HOW TO COMPLETE THIS TASK: Find all the lines in the material below with the word "muted", and copy them.

INPUT RECORDS:
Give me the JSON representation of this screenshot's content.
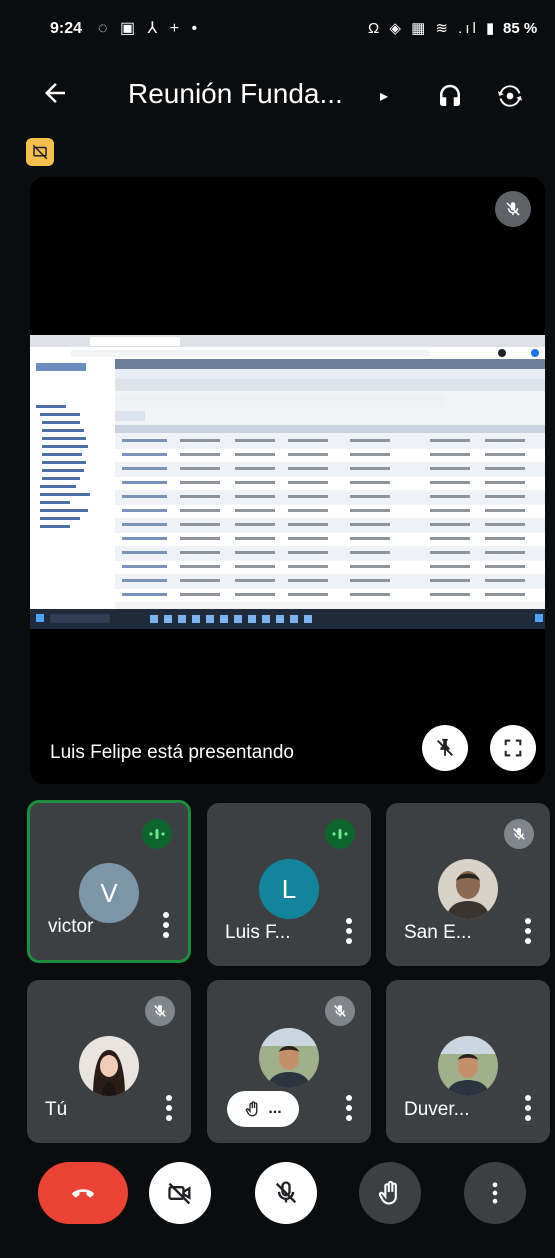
{
  "status_bar": {
    "time": "9:24",
    "left_icons": "◌ ▣ ⅄ + •",
    "right_icons": "Ω ◈ ▦ ≋ .ıl ▮",
    "battery": "85 %"
  },
  "header": {
    "title": "Reunión Funda...",
    "caret": "▸",
    "icons": [
      "back-arrow-icon",
      "headphones-icon",
      "switch-camera-icon"
    ]
  },
  "no_present_icon": "presentation-off-icon",
  "stage": {
    "presenter_text": "Luis Felipe está presentando",
    "muted": true
  },
  "participants": [
    {
      "name": "victor",
      "initial": "V",
      "avatar_color": "#7c96a8",
      "speaking": true,
      "badge": "audio"
    },
    {
      "name": "Luis F...",
      "initial": "L",
      "avatar_color": "#12859c",
      "speaking": false,
      "badge": "audio"
    },
    {
      "name": "San E...",
      "initial": "",
      "avatar_color": "#8a7a66",
      "speaking": false,
      "badge": "muted"
    },
    {
      "name": "Tú",
      "initial": "",
      "avatar_color": "#3a2e2a",
      "speaking": false,
      "badge": "muted"
    },
    {
      "name": "",
      "initial": "",
      "avatar_color": "#5a6a4c",
      "speaking": false,
      "badge": "muted",
      "hand_raised": "..."
    },
    {
      "name": "Duver...",
      "initial": "",
      "avatar_color": "#5a6a4c",
      "speaking": false,
      "badge": "none"
    }
  ],
  "controls": [
    "end-call",
    "camera-off",
    "mic-off",
    "raise-hand",
    "more-options"
  ],
  "colors": {
    "end_call": "#ea4335",
    "chip_yellow": "#f6c04f",
    "speaking_green": "#1e8e3e",
    "tile_bg": "#3c4043"
  }
}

ANSWER TO THE EXERCISE:
    "muted": true
      "badge": "muted"
      "badge": "muted"
      "badge": "muted",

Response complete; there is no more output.